UFO Galaxy (NGC 2683)

NGC 2683
NGC 2683: Galaxy in Lynx; 500 mm Cassegrain f/7.2; SBIG STL11K; 60-25-25-25 min LRGB; Bernese Highlands; © 2011 Radek Chromik [32]


The galaxy was discovered by William Herschel on 5 February 1788 using his selfmade 18.7 inch reflecting telescope. He cataloged it as I 200 and described it as follows: «Very brilliant, much elongated, south preceding north following, 8' long 3' broad beautiful.» [464] John L. E. Dreyer cataloged the galaxy then as NGC 2683 in his «New General Catalogue» of 1888. [313]

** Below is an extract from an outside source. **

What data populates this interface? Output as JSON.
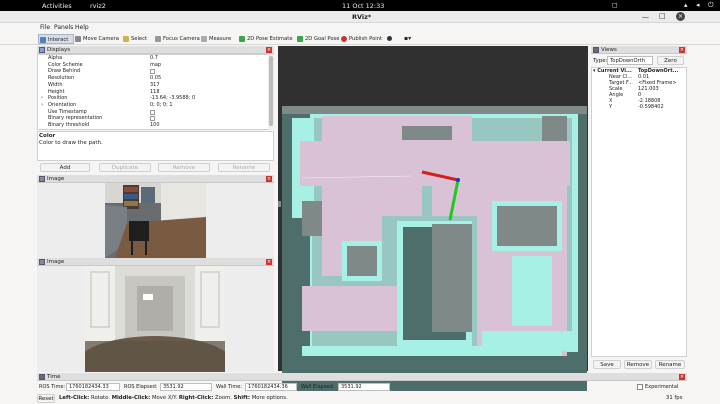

The galaxy got the nickname «UFO Galaxy» due to its resemblance of a flying saucer.

Physical Properties

NGC 2683 is galaxy seen almost edge-on. Spectroscopic and photometric observations have shown, that it has a central bar which is 6° away from the galaxy's major axis. One can see the delicate dusty lanes of the spiral arms silhouetted against the galaxy's core. Brilliant clusters of young blue stars shine scattered throughout the disc, mapping the galaxy’s star-forming regions. [517, 518] Measured distances are ranging from 7.5 Mpc to 12.4 Mpc (24 to 40 million light years). [145]

NGC 2683
NGC 2683: Image taken with Hubble Space Telescope. © ESA/Hubble & NASA [517]
Revised+Historic NGC/IC Version 22/9, © 2022 Dr. Wolfgang Steinicke [277]
Designation NGC 2683
Type Gx (Sb)
Right Ascension (J2000.0) 08h 52m 41.3s
Declination (J2000.0) +33° 25' 12"
Diameter 9.3 × 2.1 arcmin
Photographic (blue) magnitude 10.6 mag
Visual magnitude 9.8 mag
Surface brightness 12.9 mag·arcmin-2
Position Angle 44°
Redshift (z) 0.001371
Distance derived from z 5.79 Mpc
Metric Distance 10.180 Mpc
Dreyer Description vB, vL, vmE 39°, gmbM
Identification, Remarks WH I 200; h 532; GC 1713; UGC 4641; MCG 6-20-11; CGCG 180-17; KUG 0849+336

Finder Chart

The Galaxy NGC 2683 can be found in constellation Lynx. The best observation time is November to April, when it is highest in the night sky.

Finder Chart UFO Galaxy (NGC 2683)
UFO Galaxy (NGC 2683) in constellation Lynx. Charts created using SkySafari 6 Pro and STScI Digitized Sky Survey. Limiting magnitudes: Constellation chart ~6.5 mag, DSS2 close-ups ~20 mag. [149, 160]

Objects Within a Radius of 15°


  • [32] Astrofotografie by Radek, Bernie and Dragan; sternwarte.ch
  • [145] SIMBAD astronomical database; simbad.u-strasbg.fr/simbad
  • [149] SkySafari 6 Pro, Simulation Curriculum; skysafariastronomy.com
  • [160] The STScI Digitized Sky Survey; archive.stsci.edu/cgi-bin/dss_form
  • [277] «Historische Deep-Sky Kataloge» von Dr. Wolfgang Steinicke; klima-luft.de/steinicke (2021-02-17)
  • [313] «A New General Catalogue of Nebulae and Clusters of Stars, being the Catalogue of the late Sir John F.W. Herschel, Bart., revised, corrected, and enlarged» Dreyer, J. L. E. (1888); Memoirs of the Royal Astronomical Society. 49: 1–237; Bibcode:1888MmRAS..49....1D
  • [464] «Catalogue of a second thousand of new nebulae and clusters of stars; with a few introductory remarks on the construction of the heavens» William Herschel, Philosophical Transactions of the Royal Society of London, 1 January 1789; DOI:10.1098/rstl.1789.0021
  • [517] Hubble spies a UFO; esahubble.org/images/potw1213a (2022-05-01)
  • [518] «Kinematic and Photometric Evidence for a Bar in NGC 2683» Rachel Kuzio de Naray, Matthew J. Zagursky, and Stacy S. McGaugh; The Astronomical Journal, Volume 138, Number 4, 2009; DOI:10.1088/0004-6256/138/4/1082